The magic soon wore off, however, and the Cavaliers couldn’t get their shots to fall from three-point range. They ended the game shooting 6-of-20 from beyond the arc, while the Knicks hit seven of their 11 three-point attempts in the fourth quarter. New York missed all of their attempts from three in the third quarter.
Cleveland had a 61-49 lead going into the final 24 minutes of play, but New York had outscored Cleveland 19-9 in the final six minutes of the first half to spark a comeback.
To open up the third quarter, the Cavaliers didn’t hit their first shot until almost seven minutes had passed. By that time the Knicks had cut the lead to three points and the game became competitive for the Cavs once again. The red-hot Speights only put up four attempts in the second half, as the New York bigs closed on him and Cleveland instead tried to attack from beyond the arc.
As soon as that happened, the team knew that they were doomed. The Knicks have multiple weapons in their arsenal, and the combination of the long-range attack from Steve Novak and Jason Kidd, the toughness of J.R. Smith and the physicality of Amar’e Stoudemire were too much off the bench for Cleveland. Without Dion Waiters and Tyler Zeller, the Cavaliers were limited in what weapons they had at their disposal.
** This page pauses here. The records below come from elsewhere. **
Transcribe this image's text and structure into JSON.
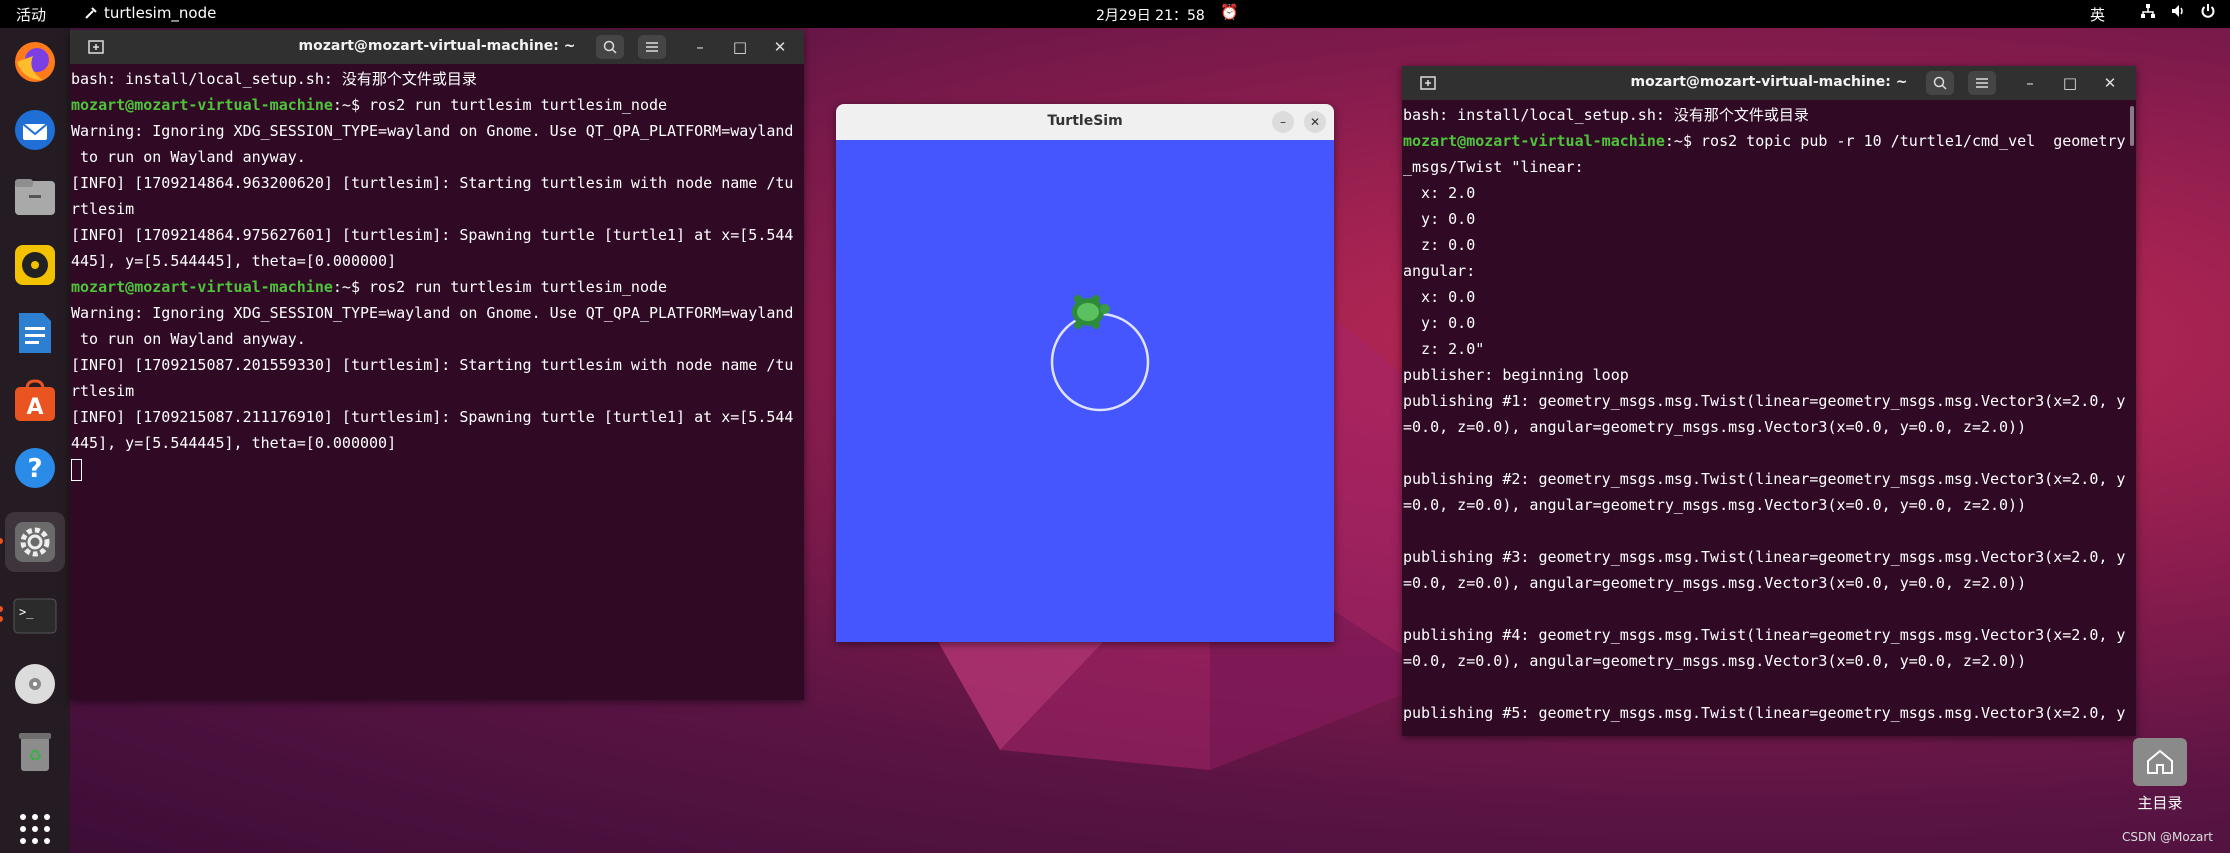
{
  "topbar": {
    "activities": "活动",
    "app_name": "turtlesim_node",
    "clock": "2月29日  21：58",
    "input_method": "英"
  },
  "dock": {
    "items": [
      "firefox-icon",
      "thunderbird-icon",
      "files-icon",
      "rhythmbox-icon",
      "writer-icon",
      "app-center-icon",
      "help-icon",
      "settings-icon",
      "terminal-icon",
      "disc-icon",
      "trash-icon",
      "app-grid-icon"
    ]
  },
  "terminal_left": {
    "title": "mozart@mozart-virtual-machine: ~",
    "lines": [
      {
        "text": "bash: install/local_setup.sh: 没有那个文件或目录"
      },
      {
        "user": "mozart@mozart-virtual-machine",
        "rest": ":~$ ros2 run turtlesim turtlesim_node"
      },
      {
        "text": "Warning: Ignoring XDG_SESSION_TYPE=wayland on Gnome. Use QT_QPA_PLATFORM=wayland"
      },
      {
        "text": " to run on Wayland anyway."
      },
      {
        "text": "[INFO] [1709214864.963200620] [turtlesim]: Starting turtlesim with node name /tu"
      },
      {
        "text": "rtlesim"
      },
      {
        "text": "[INFO] [1709214864.975627601] [turtlesim]: Spawning turtle [turtle1] at x=[5.544"
      },
      {
        "text": "445], y=[5.544445], theta=[0.000000]"
      },
      {
        "user": "mozart@mozart-virtual-machine",
        "rest": ":~$ ros2 run turtlesim turtlesim_node"
      },
      {
        "text": "Warning: Ignoring XDG_SESSION_TYPE=wayland on Gnome. Use QT_QPA_PLATFORM=wayland"
      },
      {
        "text": " to run on Wayland anyway."
      },
      {
        "text": "[INFO] [1709215087.201559330] [turtlesim]: Starting turtlesim with node name /tu"
      },
      {
        "text": "rtlesim"
      },
      {
        "text": "[INFO] [1709215087.211176910] [turtlesim]: Spawning turtle [turtle1] at x=[5.544"
      },
      {
        "text": "445], y=[5.544445], theta=[0.000000]"
      }
    ]
  },
  "turtlesim": {
    "title": "TurtleSim",
    "background_color": "#4556ff"
  },
  "terminal_right": {
    "title": "mozart@mozart-virtual-machine: ~",
    "lines": [
      {
        "text": "bash: install/local_setup.sh: 没有那个文件或目录"
      },
      {
        "user": "mozart@mozart-virtual-machine",
        "rest": ":~$ ros2 topic pub -r 10 /turtle1/cmd_vel  geometry"
      },
      {
        "text": "_msgs/Twist \"linear:"
      },
      {
        "text": "  x: 2.0"
      },
      {
        "text": "  y: 0.0"
      },
      {
        "text": "  z: 0.0"
      },
      {
        "text": "angular:"
      },
      {
        "text": "  x: 0.0"
      },
      {
        "text": "  y: 0.0"
      },
      {
        "text": "  z: 2.0\""
      },
      {
        "text": "publisher: beginning loop"
      },
      {
        "text": "publishing #1: geometry_msgs.msg.Twist(linear=geometry_msgs.msg.Vector3(x=2.0, y"
      },
      {
        "text": "=0.0, z=0.0), angular=geometry_msgs.msg.Vector3(x=0.0, y=0.0, z=2.0))"
      },
      {
        "text": ""
      },
      {
        "text": "publishing #2: geometry_msgs.msg.Twist(linear=geometry_msgs.msg.Vector3(x=2.0, y"
      },
      {
        "text": "=0.0, z=0.0), angular=geometry_msgs.msg.Vector3(x=0.0, y=0.0, z=2.0))"
      },
      {
        "text": ""
      },
      {
        "text": "publishing #3: geometry_msgs.msg.Twist(linear=geometry_msgs.msg.Vector3(x=2.0, y"
      },
      {
        "text": "=0.0, z=0.0), angular=geometry_msgs.msg.Vector3(x=0.0, y=0.0, z=2.0))"
      },
      {
        "text": ""
      },
      {
        "text": "publishing #4: geometry_msgs.msg.Twist(linear=geometry_msgs.msg.Vector3(x=2.0, y"
      },
      {
        "text": "=0.0, z=0.0), angular=geometry_msgs.msg.Vector3(x=0.0, y=0.0, z=2.0))"
      },
      {
        "text": ""
      },
      {
        "text": "publishing #5: geometry_msgs.msg.Twist(linear=geometry_msgs.msg.Vector3(x=2.0, y"
      }
    ]
  },
  "desktop": {
    "home_label": "主目录",
    "watermark": "CSDN @Mozart"
  },
  "colors": {
    "terminal_bg": "#300a24",
    "prompt_green": "#4fc43b",
    "ubuntu_orange": "#e95420"
  }
}
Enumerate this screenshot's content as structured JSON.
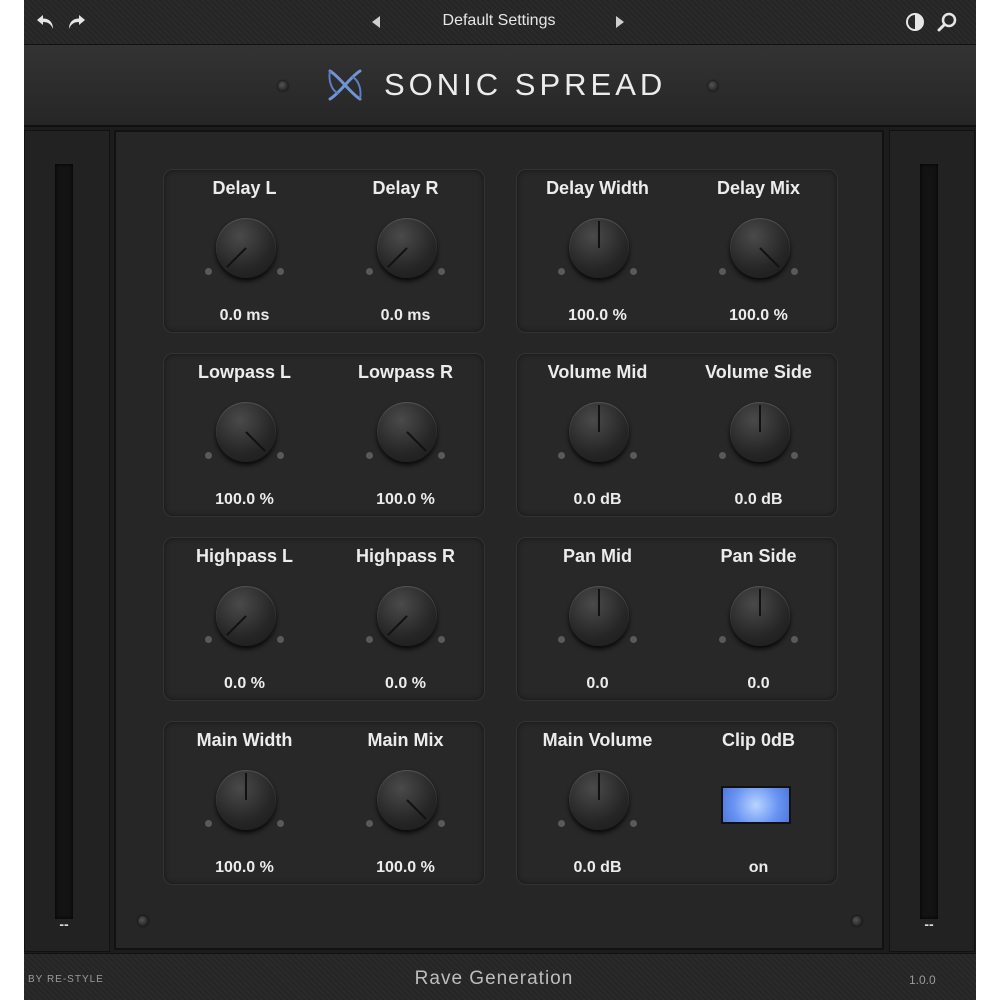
{
  "topbar": {
    "preset_name": "Default Settings",
    "icons": [
      "undo-icon",
      "redo-icon",
      "prev-preset-icon",
      "next-preset-icon",
      "contrast-icon",
      "zoom-icon"
    ]
  },
  "header": {
    "product_name": "SONIC SPREAD",
    "logo_icon": "sonic-spread-logo"
  },
  "meters": {
    "left_readout": "--",
    "right_readout": "--",
    "left_level": 0,
    "right_level": 0
  },
  "groups": [
    {
      "controls": [
        {
          "id": "delay-l",
          "label": "Delay L",
          "value": "0.0 ms",
          "position": 0
        },
        {
          "id": "delay-r",
          "label": "Delay R",
          "value": "0.0 ms",
          "position": 0
        }
      ]
    },
    {
      "controls": [
        {
          "id": "delay-width",
          "label": "Delay Width",
          "value": "100.0 %",
          "position": 0.5
        },
        {
          "id": "delay-mix",
          "label": "Delay Mix",
          "value": "100.0 %",
          "position": 1
        }
      ]
    },
    {
      "controls": [
        {
          "id": "lowpass-l",
          "label": "Lowpass L",
          "value": "100.0 %",
          "position": 1
        },
        {
          "id": "lowpass-r",
          "label": "Lowpass R",
          "value": "100.0 %",
          "position": 1
        }
      ]
    },
    {
      "controls": [
        {
          "id": "volume-mid",
          "label": "Volume Mid",
          "value": "0.0 dB",
          "position": 0.5
        },
        {
          "id": "volume-side",
          "label": "Volume Side",
          "value": "0.0 dB",
          "position": 0.5
        }
      ]
    },
    {
      "controls": [
        {
          "id": "highpass-l",
          "label": "Highpass L",
          "value": "0.0 %",
          "position": 0
        },
        {
          "id": "highpass-r",
          "label": "Highpass R",
          "value": "0.0 %",
          "position": 0
        }
      ]
    },
    {
      "controls": [
        {
          "id": "pan-mid",
          "label": "Pan Mid",
          "value": "0.0",
          "position": 0.5
        },
        {
          "id": "pan-side",
          "label": "Pan Side",
          "value": "0.0",
          "position": 0.5
        }
      ]
    },
    {
      "controls": [
        {
          "id": "main-width",
          "label": "Main Width",
          "value": "100.0 %",
          "position": 0.5
        },
        {
          "id": "main-mix",
          "label": "Main Mix",
          "value": "100.0 %",
          "position": 1
        }
      ]
    },
    {
      "controls": [
        {
          "id": "main-volume",
          "label": "Main Volume",
          "value": "0.0 dB",
          "position": 0.5
        },
        {
          "id": "clip-0db",
          "label": "Clip 0dB",
          "value": "on",
          "type": "toggle",
          "state": true
        }
      ]
    }
  ],
  "colors": {
    "accent": "#6a94f2",
    "panel": "#262626",
    "text": "#ececec"
  },
  "footer": {
    "by": "BY RE-STYLE",
    "brand": "Rave Generation",
    "version": "1.0.0"
  }
}
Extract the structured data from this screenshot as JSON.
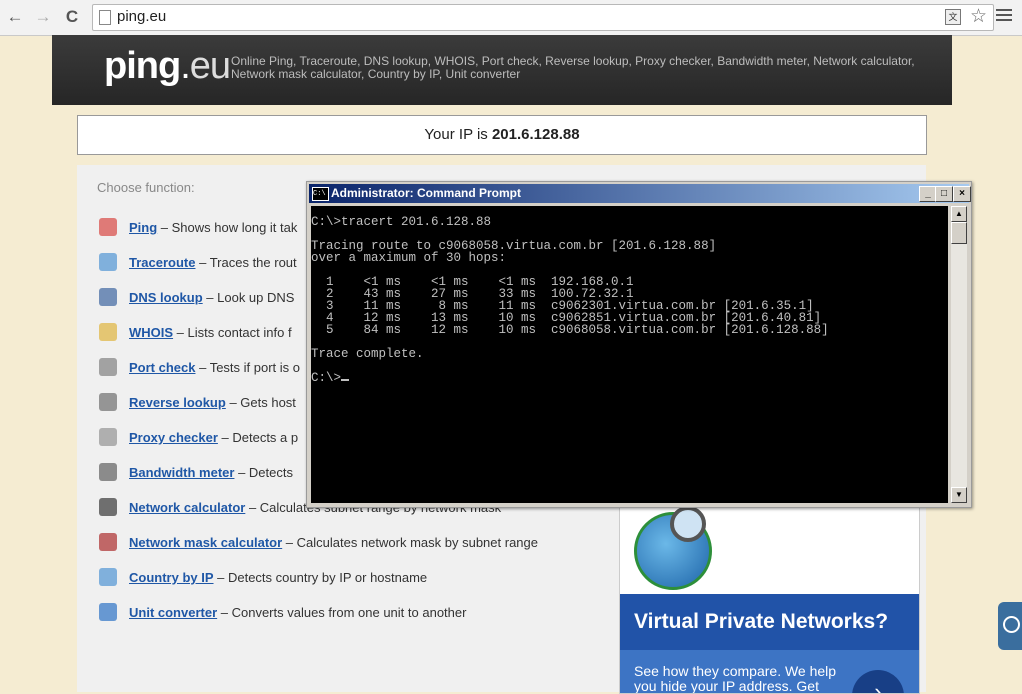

Stoudemire finished with 22 points and six rebounds, while Smith added 18 points, seven assists and seven rebounds. To make it even worse for the depleted Cavaliers, Kidd and Novak combined for 7-of-12 from beyond the arc to combined for 27 points.
The game reached a back-and-forth point by the time the fourth quarter had rolled along, but the drop off from 67 percent shooting in the first half to 22 percent shooting in the third quarter made too much of a difference. With 1:36 left in the game, Kidd hit a three to put his team up by six points.
Many thought that this shot was a dagger, but Cleveland did find a way to play actual defense in the second half down the stretch. Tristan Thompson threw down after receiving a pass from Kyrie, sparking a four-point swing. After a missed Kidd free throw, Cleveland had one last chance with six ticks on the clock. Mr. Fourth Quarter ended up forcing an awkward three-point shot that was blocked by Tyson Chandler, thus ending the game.
The loss stings, but being without their two rookie studs and getting within one shot of sending the game into overtime can’t be overlooked. Losses such as these have not fazed the Cavaliers in the long term, and I expect they will get right back to work against the Utah Jazz on Wednesday at 7:30 p.m.